Data records →
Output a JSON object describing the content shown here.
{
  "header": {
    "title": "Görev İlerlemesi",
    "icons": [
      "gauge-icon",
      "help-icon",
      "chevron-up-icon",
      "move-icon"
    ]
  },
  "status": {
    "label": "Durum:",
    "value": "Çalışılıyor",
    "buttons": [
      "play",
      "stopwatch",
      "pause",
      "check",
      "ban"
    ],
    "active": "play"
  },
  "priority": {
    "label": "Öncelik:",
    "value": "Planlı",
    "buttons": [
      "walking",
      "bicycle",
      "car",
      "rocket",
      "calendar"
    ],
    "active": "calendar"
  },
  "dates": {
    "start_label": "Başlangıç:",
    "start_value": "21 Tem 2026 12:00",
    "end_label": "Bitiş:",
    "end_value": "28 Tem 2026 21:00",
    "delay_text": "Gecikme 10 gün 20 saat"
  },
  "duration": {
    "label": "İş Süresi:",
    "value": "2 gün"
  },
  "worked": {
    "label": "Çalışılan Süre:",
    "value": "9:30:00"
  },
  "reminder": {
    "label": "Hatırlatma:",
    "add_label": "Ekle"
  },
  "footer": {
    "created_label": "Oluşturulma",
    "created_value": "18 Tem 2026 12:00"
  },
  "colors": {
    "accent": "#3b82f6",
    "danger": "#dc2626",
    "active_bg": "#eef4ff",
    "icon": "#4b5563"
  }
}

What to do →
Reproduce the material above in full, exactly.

Your solution →
Output a JSON object describing the content shown here.
{
  "header": {
    "title": "Görev İlerlemesi",
    "icons": [
      "gauge-icon",
      "help-icon",
      "chevron-up-icon",
      "move-icon"
    ]
  },
  "status": {
    "label": "Durum:",
    "value": "Çalışılıyor",
    "buttons": [
      "play",
      "stopwatch",
      "pause",
      "check",
      "ban"
    ],
    "active": "play"
  },
  "priority": {
    "label": "Öncelik:",
    "value": "Planlı",
    "buttons": [
      "walking",
      "bicycle",
      "car",
      "rocket",
      "calendar"
    ],
    "active": "calendar"
  },
  "dates": {
    "start_label": "Başlangıç:",
    "start_value": "21 Tem 2026 12:00",
    "end_label": "Bitiş:",
    "end_value": "28 Tem 2026 21:00",
    "delay_text": "Gecikme 10 gün 20 saat"
  },
  "duration": {
    "label": "İş Süresi:",
    "value": "2 gün"
  },
  "worked": {
    "label": "Çalışılan Süre:",
    "value": "9:30:00"
  },
  "reminder": {
    "label": "Hatırlatma:",
    "add_label": "Ekle"
  },
  "footer": {
    "created_label": "Oluşturulma",
    "created_value": "18 Tem 2026 12:00"
  },
  "colors": {
    "accent": "#3b82f6",
    "danger": "#dc2626",
    "active_bg": "#eef4ff",
    "icon": "#4b5563"
  }
}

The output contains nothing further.